──────── LISTED RECORDS

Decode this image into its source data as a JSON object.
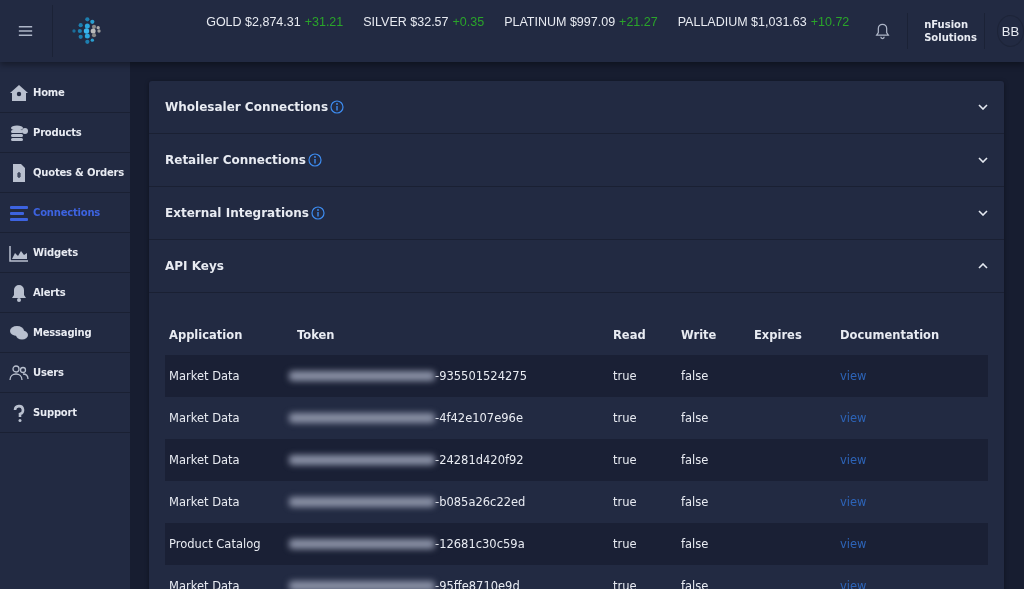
{
  "ticker": [
    {
      "metal": "GOLD",
      "price": "$2,874.31",
      "change": "+31.21"
    },
    {
      "metal": "SILVER",
      "price": "$32.57",
      "change": "+0.35"
    },
    {
      "metal": "PLATINUM",
      "price": "$997.09",
      "change": "+21.27"
    },
    {
      "metal": "PALLADIUM",
      "price": "$1,031.63",
      "change": "+10.72"
    }
  ],
  "account": {
    "company": "nFusion Solutions",
    "initials": "BB"
  },
  "sidebar": {
    "items": [
      {
        "label": "Home",
        "selected": false
      },
      {
        "label": "Products",
        "selected": false
      },
      {
        "label": "Quotes & Orders",
        "selected": false
      },
      {
        "label": "Connections",
        "selected": true
      },
      {
        "label": "Widgets",
        "selected": false
      },
      {
        "label": "Alerts",
        "selected": false
      },
      {
        "label": "Messaging",
        "selected": false
      },
      {
        "label": "Users",
        "selected": false
      },
      {
        "label": "Support",
        "selected": false
      }
    ]
  },
  "sections": [
    {
      "title": "Wholesaler Connections",
      "info": true,
      "expanded": false
    },
    {
      "title": "Retailer Connections",
      "info": true,
      "expanded": false
    },
    {
      "title": "External Integrations",
      "info": true,
      "expanded": false
    },
    {
      "title": "API Keys",
      "info": false,
      "expanded": true
    }
  ],
  "api_keys": {
    "columns": [
      "Application",
      "Token",
      "Read",
      "Write",
      "Expires",
      "Documentation"
    ],
    "rows": [
      {
        "application": "Market Data",
        "token": "-935501524275",
        "read": "true",
        "write": "false",
        "link": "view"
      },
      {
        "application": "Market Data",
        "token": "-4f42e107e96e",
        "read": "true",
        "write": "false",
        "link": "view"
      },
      {
        "application": "Market Data",
        "token": "-24281d420f92",
        "read": "true",
        "write": "false",
        "link": "view"
      },
      {
        "application": "Market Data",
        "token": "-b085a26c22ed",
        "read": "true",
        "write": "false",
        "link": "view"
      },
      {
        "application": "Product Catalog",
        "token": "-12681c30c59a",
        "read": "true",
        "write": "false",
        "link": "view"
      },
      {
        "application": "Market Data",
        "token": "-95ffe8710e9d",
        "read": "true",
        "write": "false",
        "link": "view"
      }
    ]
  }
}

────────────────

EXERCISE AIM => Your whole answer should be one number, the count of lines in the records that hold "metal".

TASK RESULT => 4